__INSTRUCTIONS FOR THE TASK__. What lines in the records below mention "screenshot"? List them all.

[Interface dataset entries]
---*---

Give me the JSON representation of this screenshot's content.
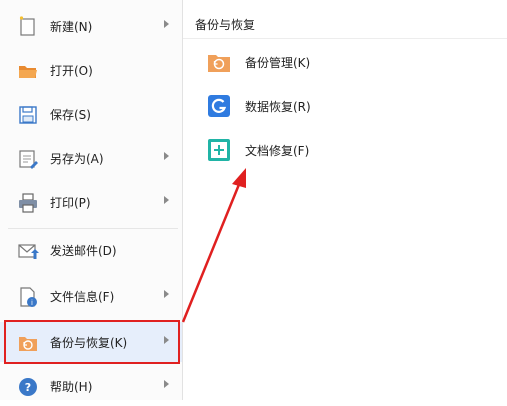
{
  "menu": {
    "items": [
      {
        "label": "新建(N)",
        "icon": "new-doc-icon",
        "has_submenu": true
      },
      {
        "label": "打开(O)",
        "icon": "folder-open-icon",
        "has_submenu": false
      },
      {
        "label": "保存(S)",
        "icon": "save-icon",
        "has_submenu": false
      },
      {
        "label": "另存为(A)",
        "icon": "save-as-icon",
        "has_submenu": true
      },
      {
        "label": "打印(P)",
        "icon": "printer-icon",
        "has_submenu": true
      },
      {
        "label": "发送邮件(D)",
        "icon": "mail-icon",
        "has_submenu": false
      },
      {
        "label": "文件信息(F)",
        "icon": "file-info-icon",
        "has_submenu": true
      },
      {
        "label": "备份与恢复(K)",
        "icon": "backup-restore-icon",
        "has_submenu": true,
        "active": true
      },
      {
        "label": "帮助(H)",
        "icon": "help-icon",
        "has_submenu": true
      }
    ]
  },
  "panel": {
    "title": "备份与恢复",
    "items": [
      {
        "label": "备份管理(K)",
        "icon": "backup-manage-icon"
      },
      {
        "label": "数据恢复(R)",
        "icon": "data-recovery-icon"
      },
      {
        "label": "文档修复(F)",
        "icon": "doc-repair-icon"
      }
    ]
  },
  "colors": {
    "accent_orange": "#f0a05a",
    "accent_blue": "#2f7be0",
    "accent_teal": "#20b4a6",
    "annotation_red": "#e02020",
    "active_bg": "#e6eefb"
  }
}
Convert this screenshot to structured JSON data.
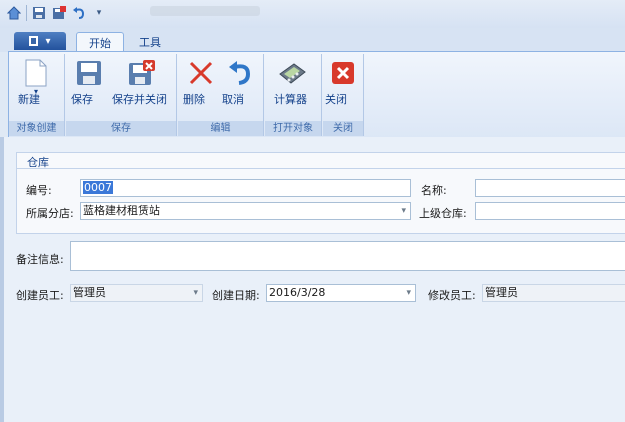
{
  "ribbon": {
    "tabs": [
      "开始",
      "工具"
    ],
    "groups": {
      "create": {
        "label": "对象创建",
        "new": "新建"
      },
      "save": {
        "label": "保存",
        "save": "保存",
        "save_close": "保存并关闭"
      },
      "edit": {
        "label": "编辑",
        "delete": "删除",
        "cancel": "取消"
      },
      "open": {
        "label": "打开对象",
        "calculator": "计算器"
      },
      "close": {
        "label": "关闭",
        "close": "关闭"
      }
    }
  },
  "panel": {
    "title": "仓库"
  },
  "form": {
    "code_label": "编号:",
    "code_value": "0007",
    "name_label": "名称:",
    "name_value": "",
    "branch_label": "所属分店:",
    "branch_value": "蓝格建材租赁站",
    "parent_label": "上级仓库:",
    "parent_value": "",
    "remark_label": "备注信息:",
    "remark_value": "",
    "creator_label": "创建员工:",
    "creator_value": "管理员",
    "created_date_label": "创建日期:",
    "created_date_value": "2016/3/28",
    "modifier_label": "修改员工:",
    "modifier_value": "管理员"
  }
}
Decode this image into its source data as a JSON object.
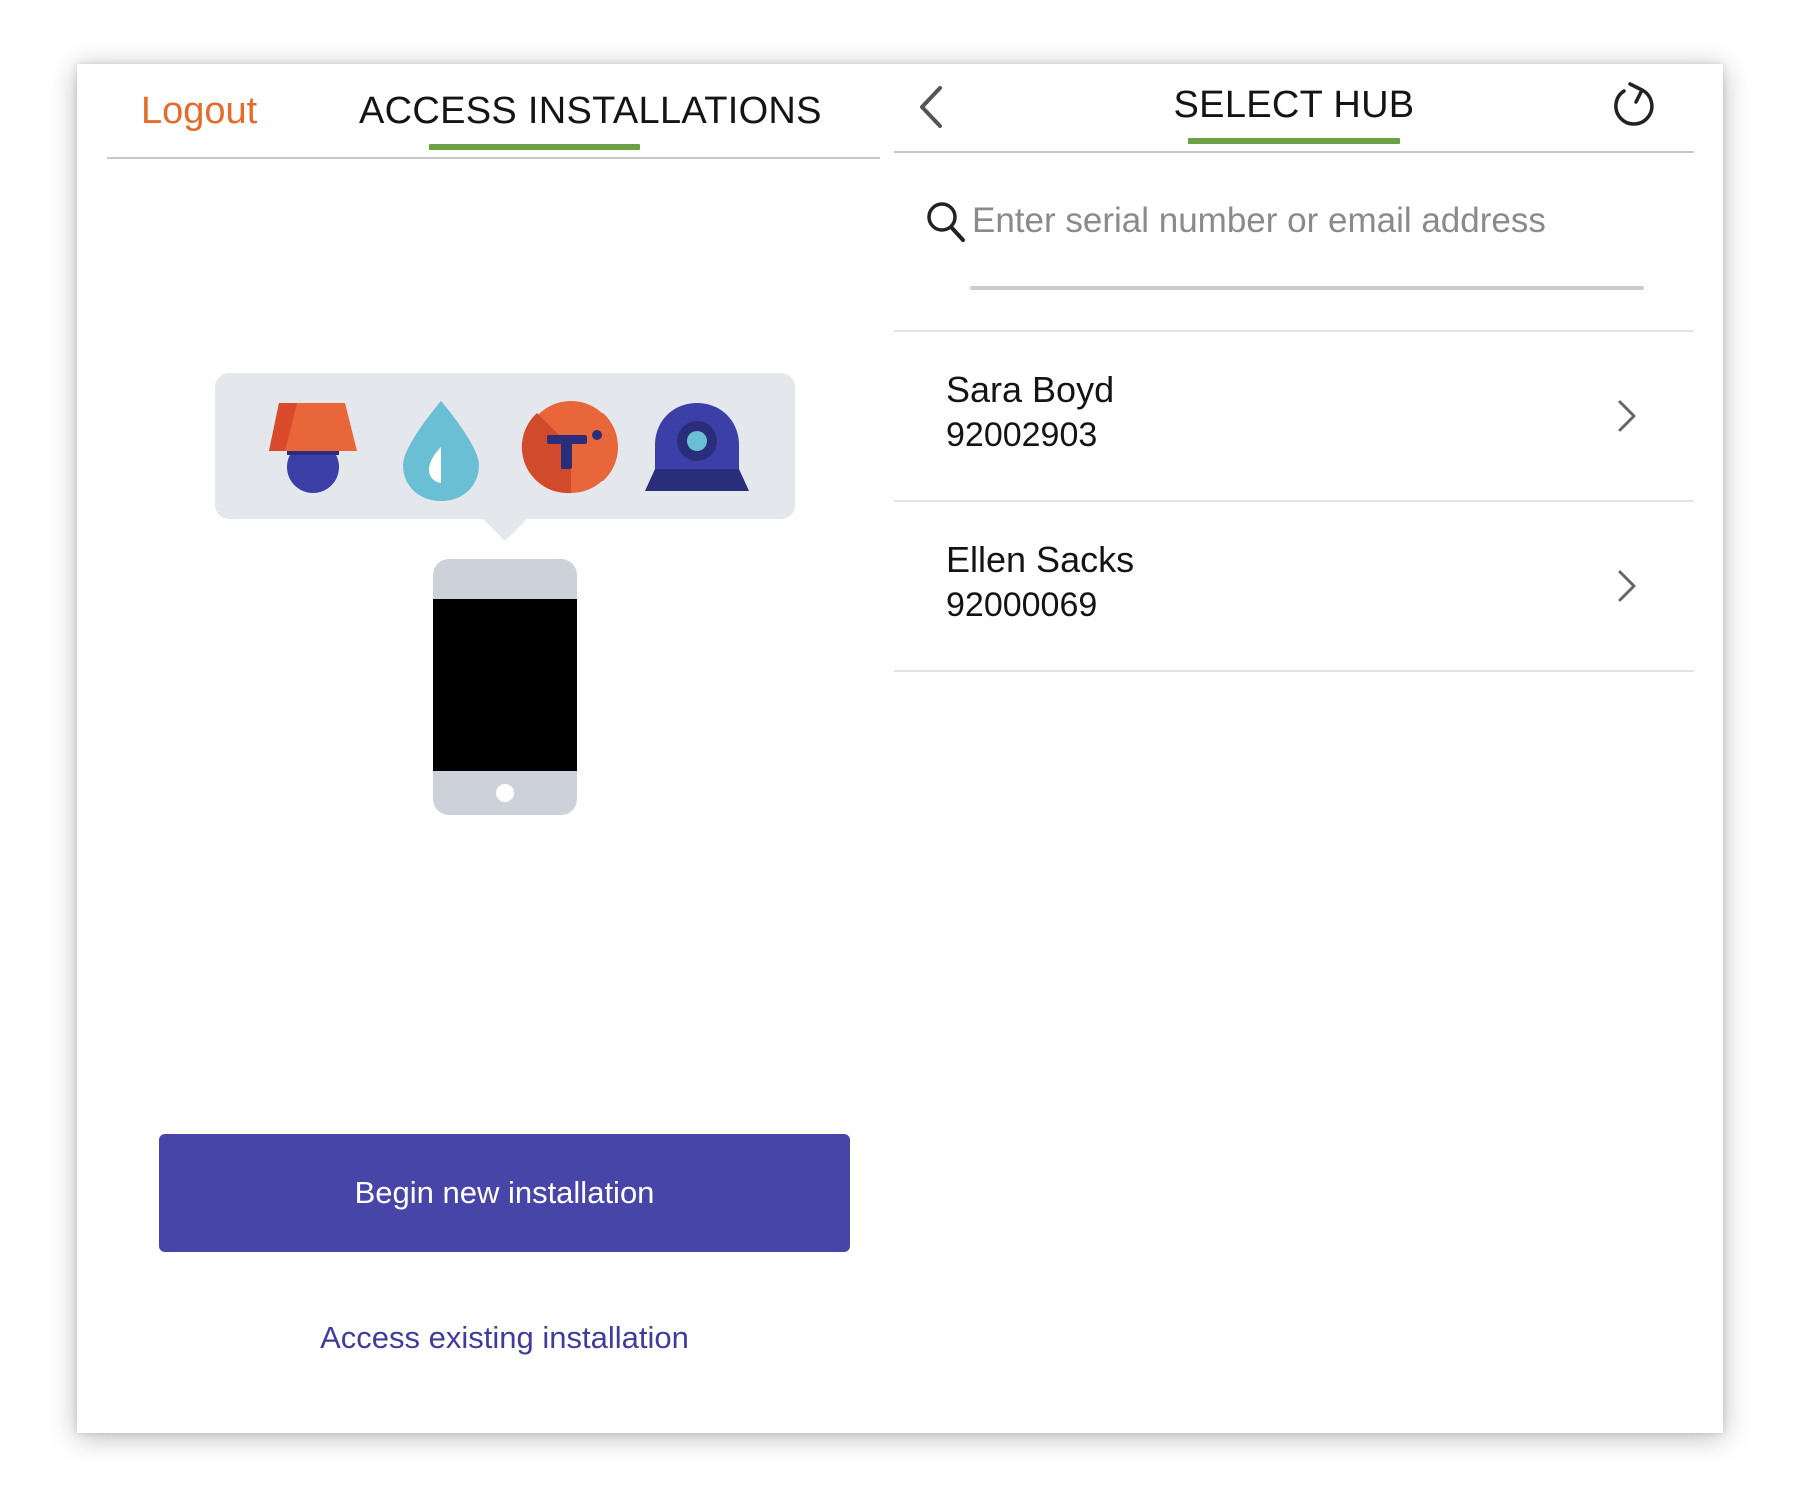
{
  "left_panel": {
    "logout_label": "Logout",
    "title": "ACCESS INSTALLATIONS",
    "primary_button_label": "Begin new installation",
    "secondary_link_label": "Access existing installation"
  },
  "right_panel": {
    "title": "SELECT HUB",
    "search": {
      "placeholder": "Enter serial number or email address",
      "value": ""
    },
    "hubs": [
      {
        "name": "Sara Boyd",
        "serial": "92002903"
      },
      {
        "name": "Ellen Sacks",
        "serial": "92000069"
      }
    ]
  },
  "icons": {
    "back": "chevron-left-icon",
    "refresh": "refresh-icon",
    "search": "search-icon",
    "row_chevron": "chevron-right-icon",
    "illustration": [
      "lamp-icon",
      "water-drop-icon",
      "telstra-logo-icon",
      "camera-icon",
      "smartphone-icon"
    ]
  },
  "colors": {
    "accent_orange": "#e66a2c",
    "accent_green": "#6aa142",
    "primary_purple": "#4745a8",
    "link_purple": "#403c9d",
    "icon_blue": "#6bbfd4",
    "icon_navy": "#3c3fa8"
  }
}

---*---

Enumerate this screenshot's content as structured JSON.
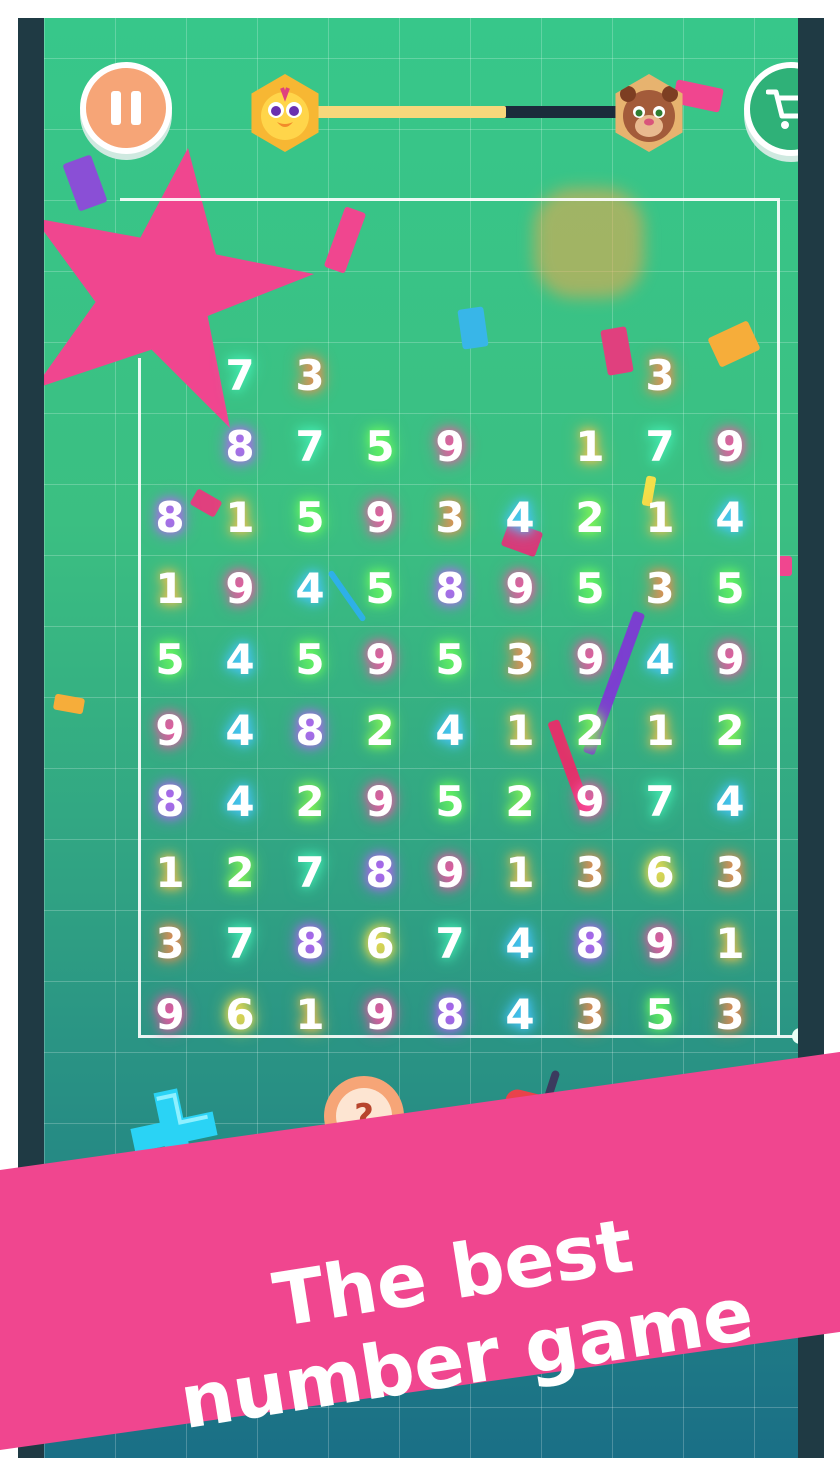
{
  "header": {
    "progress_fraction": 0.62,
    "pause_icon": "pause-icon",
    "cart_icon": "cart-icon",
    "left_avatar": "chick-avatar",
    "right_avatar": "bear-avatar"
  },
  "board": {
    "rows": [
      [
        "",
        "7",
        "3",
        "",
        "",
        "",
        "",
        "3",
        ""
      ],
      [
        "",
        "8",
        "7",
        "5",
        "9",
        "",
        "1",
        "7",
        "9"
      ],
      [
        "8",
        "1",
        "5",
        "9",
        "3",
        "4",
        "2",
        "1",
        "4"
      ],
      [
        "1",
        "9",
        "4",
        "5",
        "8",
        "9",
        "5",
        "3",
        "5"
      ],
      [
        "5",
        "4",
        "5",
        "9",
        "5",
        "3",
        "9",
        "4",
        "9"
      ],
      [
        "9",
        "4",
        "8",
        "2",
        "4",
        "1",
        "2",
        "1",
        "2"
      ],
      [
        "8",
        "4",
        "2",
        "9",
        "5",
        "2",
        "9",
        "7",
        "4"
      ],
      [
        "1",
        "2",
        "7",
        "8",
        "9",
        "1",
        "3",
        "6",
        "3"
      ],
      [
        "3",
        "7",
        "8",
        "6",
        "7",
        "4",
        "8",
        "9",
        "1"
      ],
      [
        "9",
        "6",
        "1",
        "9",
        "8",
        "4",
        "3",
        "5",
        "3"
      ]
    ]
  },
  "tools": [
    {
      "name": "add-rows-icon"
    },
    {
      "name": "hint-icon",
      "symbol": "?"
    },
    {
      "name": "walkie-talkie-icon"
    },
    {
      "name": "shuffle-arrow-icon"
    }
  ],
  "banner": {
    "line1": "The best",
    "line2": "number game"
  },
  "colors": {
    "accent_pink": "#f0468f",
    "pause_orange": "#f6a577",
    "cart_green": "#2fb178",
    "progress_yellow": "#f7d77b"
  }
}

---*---

__WRITTEN SOLUTION__.
Give me the JSON representation of this screenshot's content.
Convert this screenshot to structured JSON data.
Enumerate this screenshot's content as structured JSON.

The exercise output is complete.